A perception of heavy-handedness

The COS has been criticized, both locally and provincially, for its apparent heavy-handedness in killing bears, with conservationists arguing in favour of more non-lethal interventions to be used more frequently.

In Whistler, that has led to a certain reluctance among some to report problem bear behaviour over a fear the animal will be killed by the COS. Comparatively speaking, however, Whistler sees far fewer bears killed by the COS than in many other B.C. communities.

Last summer, animal welfare organization The Fur-Bearers published a database detailing bear killings in every community across the province from 2015 to 2021, information obtained through a Freedom of Information request. Topping the list was Prince George, where 36 bears were killed by COs in 2021, a far cry from the two bears killed in Whistler the same year. In fact, bear killings in the resort have been on a steady downswing since at least 2015, when eight bears were killed.

Still, Gravel worried about the perception Saturday’s shooting could create in the community.

“Yes, of course, [I worry] and that’s why we reach out to the media and give the totality of the situation, so people better understand what’s happened,” he said. “We’re not going to extend the life of a dying bear in cases like this. The only exception would be in the case of bear cubs, but suffering animals like this are euthanized. Maybe we cannot please everyone with this management decision, but that’s how it is determined by a biologist and that’s where the province stands right now.” 

Two more bears found dead

Two other bears were found dead in the Whistler area in recent weeks, not long after emerging from winter hibernation, the COS confirmed.

About three weeks ago, the COS received a report from Cheakamus Crossing of a “lethargic,” largely immobile bear in the neighbourhood. Once officers attended to assess the bear, they found it had died.

About a week ago, a similar instance took place in the Rutherford, north of Whistler, when workers discovered a dead bear that had recently emerged from den.

In both cases, the bears were believed to be subadults who did not obtain enough food heading into hibernation.

“The mortality of young, subadult bears that didn’t find enough food to survive the winter is fairly common,” said Gravel, adding that, because Whistler is such a busy area compared to more remote areas of B.C. where bears reside, it’s more likely the public will occasionally find dead bears in the late winter or early spring.

Spring wildlife safety tips

Longtime bear-viewing guide and educator Ellie Lamb had some tips for Whistlerites and visitors as local bears grow more active heading further into spring.

First off? Learning to manage your fear around bears.

“It doesn’t matter what happens with bears, if someone is afraid of them, the perception is the bear is a threat and it is fear that skews our ability to actually listen to what these animals are trying to communicate and what they’re doing,” she said.
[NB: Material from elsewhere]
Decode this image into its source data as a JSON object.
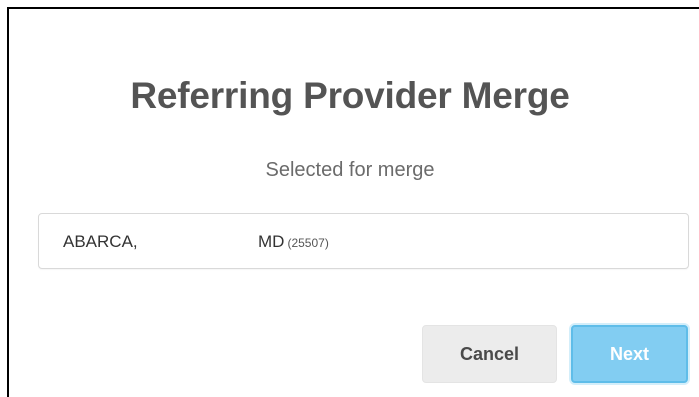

When you’re on a trail, Lamb advised to have bear spray handy, and to get off the trail if you spot a bear there.

“If a bear is on a trail, get off the trail and let the bear walk by. Don’t chase him back because they want to go somewhere and they’re sometimes not that easy to chase away and have them go back to the place they just came from.”

It’s also important to not be nonchalant when a bear is near or on your property, Lamb said. Be stern and speak loudly to the bear, or clang pots and pans to let them know they are not welcome. 

“Being in the community is a safety strategy that bears have learned because they are smart, intelligent animals and it works for them,” she said. “It’s the vulnerable population that comes close to the community; that’s why they’re there, so we don’t want to make it easier for them to sleep near our doors.”

Managing wildlife attractants, such as bird feeders, barbecues, and trash, is another essential practice for any bear-smart community.  

“They will eat attractants that are easy and accessible, and from there, they can get smarter on how to access these attractants, and that’s when cars get accessed,” Lamb said. “We don’t want any of that and the bears don’t want to behave badly, so we have to teach in a way that is not comfortable for them, and in doing so, making sure the attractants aren’t easily accessible in the first place.”

For more tips on bear safety, visit